As an artist, Brenda’s goal is to make art more accessible to the public. “I prefer the word creative
because I think it broadens the concept of artist into something a little more interactive,” she explains. “I think the term ‘artist’ tends to be very inward focused. The first thing a lot of people say when they hear the word ‘is oh my god I’m not an artist, I am not artistic at all.’ I think the only reason that happens is because someone along the way has given them the impression that they are not suited for that, that they are not allowed in that special club. I focus a lot of energy and attention on getting rid of those misconceptions.”
This shapes how Brenda approaches art. “I want to do things that engage other people, things that are funny, a little bit
tongue and cheek. In my art I try to incorporate a bit of gamification. Anyone who thinks they are not an artist just hasn’t been given enough of an opportunity to learn what that word means.”
Promoting art is another way to make art more accessible and Brenda is actively involved in Ottawa’s arts and culture community. She is a member of the Young Arts Leaders Collective, the Hintonburg Happening, she reviews for Apt613 and is currently working on a pet project called the Ottawa Gallery Map.
Working in the arts is something that both came naturally and out of the blue for Brenda. Though she studied Fine Arts in university, English was her bread winning degree and for many years she worked in the corporate world. “I learned a lot of interesting things, but then one day my position was gone, and it was absolutely wonderful. I was lucky because it was the equivalent of someone buying me time to figure out what I wanted and I was already up to my ears in art. Being pushed into it from my corporate background has really helped though and I think I have had more success because of it,” she says. “You have to be proactive. I ask myself what I am excited about right now and then I try to fund it. This is my gig now. It’s no hero story.”

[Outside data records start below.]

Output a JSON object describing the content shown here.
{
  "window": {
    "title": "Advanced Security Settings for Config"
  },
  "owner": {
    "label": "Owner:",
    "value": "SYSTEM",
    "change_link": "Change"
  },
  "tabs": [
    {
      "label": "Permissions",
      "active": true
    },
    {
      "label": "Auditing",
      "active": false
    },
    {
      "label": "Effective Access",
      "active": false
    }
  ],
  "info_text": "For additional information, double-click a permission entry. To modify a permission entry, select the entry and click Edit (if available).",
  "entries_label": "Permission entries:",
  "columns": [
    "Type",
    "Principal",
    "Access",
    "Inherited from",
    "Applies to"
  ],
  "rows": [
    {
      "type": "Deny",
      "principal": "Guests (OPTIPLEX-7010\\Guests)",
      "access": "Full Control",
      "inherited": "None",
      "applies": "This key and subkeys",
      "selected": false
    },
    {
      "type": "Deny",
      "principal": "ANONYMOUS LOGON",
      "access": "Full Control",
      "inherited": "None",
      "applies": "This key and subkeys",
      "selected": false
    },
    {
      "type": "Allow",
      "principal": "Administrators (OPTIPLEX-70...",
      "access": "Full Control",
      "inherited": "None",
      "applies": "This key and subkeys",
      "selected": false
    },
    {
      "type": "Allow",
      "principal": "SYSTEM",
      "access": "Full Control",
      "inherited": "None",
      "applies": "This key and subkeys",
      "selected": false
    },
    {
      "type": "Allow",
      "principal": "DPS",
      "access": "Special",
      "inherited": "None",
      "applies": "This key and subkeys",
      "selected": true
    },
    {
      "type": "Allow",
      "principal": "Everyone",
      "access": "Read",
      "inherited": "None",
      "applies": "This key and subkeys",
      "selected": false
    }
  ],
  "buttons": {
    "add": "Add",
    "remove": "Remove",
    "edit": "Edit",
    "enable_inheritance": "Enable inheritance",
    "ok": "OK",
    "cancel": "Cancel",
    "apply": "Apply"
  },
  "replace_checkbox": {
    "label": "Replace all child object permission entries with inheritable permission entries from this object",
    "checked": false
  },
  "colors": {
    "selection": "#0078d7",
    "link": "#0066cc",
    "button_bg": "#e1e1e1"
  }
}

Art Place is the next part of Brenda’s journey and she is looking forward to being both a facilitator and collaborator with the youth at the Adoption Council of Canada. “What I am really hoping to do is give them a creative outlet. I want to show them that creating things is awesome and that you can make stuff without being too worried about the outcome. It’s great because as I watch them go through the making process and I get to react in my own creative way.”